Irving led the NSO in a vivid performance of Wagner's Overture to "Die Meistersinger von Nurnberg," Tchaikovsky's "Francesca da Rimini" and his own "Wits and Fancies," an orchestral suite concocted from a score he once wrote for a ballet.
Jerome Robbins' "The Afternoon of a Faun," shorn of its sets, is still a perfect miniature of the world of two dancers -- Martins languid and narcissistic, Farrell trance like -- whose only reality is their mirror.

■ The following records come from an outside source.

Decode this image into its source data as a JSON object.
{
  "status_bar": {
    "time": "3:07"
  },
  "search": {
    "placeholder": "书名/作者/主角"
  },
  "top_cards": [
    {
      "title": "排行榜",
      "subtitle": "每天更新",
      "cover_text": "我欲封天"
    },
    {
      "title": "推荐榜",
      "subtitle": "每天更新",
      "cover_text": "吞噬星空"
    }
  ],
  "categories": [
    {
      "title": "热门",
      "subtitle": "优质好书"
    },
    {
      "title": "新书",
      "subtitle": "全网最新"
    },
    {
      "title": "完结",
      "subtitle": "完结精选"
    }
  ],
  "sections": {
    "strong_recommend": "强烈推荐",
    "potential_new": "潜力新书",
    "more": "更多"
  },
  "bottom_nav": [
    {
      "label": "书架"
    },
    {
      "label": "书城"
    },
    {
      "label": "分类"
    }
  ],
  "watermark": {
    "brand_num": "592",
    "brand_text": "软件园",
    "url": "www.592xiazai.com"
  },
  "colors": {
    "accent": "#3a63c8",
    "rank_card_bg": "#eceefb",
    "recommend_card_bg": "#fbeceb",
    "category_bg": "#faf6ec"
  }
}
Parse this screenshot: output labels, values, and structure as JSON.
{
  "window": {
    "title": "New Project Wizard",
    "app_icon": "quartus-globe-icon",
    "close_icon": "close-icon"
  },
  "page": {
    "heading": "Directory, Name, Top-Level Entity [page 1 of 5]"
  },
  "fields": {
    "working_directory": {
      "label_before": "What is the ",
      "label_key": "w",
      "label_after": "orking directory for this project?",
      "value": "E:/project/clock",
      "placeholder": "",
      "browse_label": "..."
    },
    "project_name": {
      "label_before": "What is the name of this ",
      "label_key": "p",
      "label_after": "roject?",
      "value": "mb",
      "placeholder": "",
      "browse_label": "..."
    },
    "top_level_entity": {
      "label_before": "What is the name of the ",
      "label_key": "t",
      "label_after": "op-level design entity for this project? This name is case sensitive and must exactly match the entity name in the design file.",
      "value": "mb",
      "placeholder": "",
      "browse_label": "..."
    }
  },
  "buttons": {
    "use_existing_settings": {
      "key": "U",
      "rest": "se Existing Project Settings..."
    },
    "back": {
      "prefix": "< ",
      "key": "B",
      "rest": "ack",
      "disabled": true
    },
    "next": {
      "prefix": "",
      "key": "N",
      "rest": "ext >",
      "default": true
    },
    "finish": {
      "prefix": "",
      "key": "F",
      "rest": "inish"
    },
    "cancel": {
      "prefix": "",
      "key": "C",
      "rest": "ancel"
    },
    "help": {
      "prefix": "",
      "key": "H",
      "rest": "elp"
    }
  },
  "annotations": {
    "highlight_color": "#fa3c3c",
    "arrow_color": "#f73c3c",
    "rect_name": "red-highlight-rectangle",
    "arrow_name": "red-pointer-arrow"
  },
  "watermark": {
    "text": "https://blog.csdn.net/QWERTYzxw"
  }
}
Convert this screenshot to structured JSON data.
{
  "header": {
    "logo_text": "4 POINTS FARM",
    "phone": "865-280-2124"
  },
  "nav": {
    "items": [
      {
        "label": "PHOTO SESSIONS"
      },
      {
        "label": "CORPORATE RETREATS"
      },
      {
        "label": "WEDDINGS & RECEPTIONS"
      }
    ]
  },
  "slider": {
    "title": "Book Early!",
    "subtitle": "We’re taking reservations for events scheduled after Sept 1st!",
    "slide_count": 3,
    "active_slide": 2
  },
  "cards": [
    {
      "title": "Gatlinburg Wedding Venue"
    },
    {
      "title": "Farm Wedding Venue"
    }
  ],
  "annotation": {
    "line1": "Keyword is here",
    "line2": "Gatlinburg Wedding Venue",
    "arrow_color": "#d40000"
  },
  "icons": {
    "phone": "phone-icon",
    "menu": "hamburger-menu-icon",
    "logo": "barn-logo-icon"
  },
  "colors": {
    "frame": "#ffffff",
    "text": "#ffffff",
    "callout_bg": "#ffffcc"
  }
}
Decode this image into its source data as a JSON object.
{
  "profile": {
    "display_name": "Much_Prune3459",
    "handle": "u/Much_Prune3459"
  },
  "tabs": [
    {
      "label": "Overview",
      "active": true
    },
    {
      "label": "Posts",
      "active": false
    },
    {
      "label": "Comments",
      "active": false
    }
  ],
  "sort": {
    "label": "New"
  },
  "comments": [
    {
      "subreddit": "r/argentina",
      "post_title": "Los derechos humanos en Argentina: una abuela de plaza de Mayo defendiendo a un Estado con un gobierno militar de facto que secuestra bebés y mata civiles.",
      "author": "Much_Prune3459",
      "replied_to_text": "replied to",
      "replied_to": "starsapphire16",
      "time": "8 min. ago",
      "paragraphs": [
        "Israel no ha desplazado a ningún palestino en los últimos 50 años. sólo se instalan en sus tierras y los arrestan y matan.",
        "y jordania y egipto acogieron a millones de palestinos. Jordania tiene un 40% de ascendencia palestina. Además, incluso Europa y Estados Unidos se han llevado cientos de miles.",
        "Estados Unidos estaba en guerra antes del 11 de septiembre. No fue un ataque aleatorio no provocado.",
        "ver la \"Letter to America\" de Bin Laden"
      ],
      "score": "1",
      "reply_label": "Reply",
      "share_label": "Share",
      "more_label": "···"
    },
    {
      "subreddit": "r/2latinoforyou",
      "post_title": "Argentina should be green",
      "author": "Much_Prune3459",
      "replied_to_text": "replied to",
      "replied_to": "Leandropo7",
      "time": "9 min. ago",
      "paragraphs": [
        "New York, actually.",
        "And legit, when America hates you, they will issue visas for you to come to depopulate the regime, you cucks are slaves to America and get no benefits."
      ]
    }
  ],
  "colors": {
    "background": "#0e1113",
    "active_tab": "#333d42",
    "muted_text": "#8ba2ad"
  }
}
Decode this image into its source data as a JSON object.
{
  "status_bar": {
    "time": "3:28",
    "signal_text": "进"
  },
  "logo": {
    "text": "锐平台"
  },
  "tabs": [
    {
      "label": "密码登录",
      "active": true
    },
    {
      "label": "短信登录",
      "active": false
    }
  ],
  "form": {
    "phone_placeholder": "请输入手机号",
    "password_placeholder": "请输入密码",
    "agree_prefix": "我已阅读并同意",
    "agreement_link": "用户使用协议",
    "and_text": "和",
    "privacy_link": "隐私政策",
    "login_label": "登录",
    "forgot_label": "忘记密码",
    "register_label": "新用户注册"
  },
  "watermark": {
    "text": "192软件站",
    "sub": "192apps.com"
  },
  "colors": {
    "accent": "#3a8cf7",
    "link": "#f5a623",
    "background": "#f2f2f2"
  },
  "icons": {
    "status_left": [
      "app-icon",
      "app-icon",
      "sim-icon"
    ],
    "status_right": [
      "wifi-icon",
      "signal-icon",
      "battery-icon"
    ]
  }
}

The pas de deux from George Balanchine's "Chaconne" showed the two dancers as courtly and gracious partners; his "Tchaikovsky Pas de Deux" gave them a chance to cut loose. Farrell takes extraordinary chances, throwing herself into Martins' arms with nary a glance. Both were at their best in their solos: he tossing off the most difficult technical feats with incredible ease, his preparations effortless, his finishes rock-solid; she, dancing at daring speed, stretching each movement to the fullest, her endings intentionally off-balance.
It was a great performance by both dancers, but the evening belonged to Robert Irving, a conductor so sensitive to the needs of dancers that he can guide them with his back.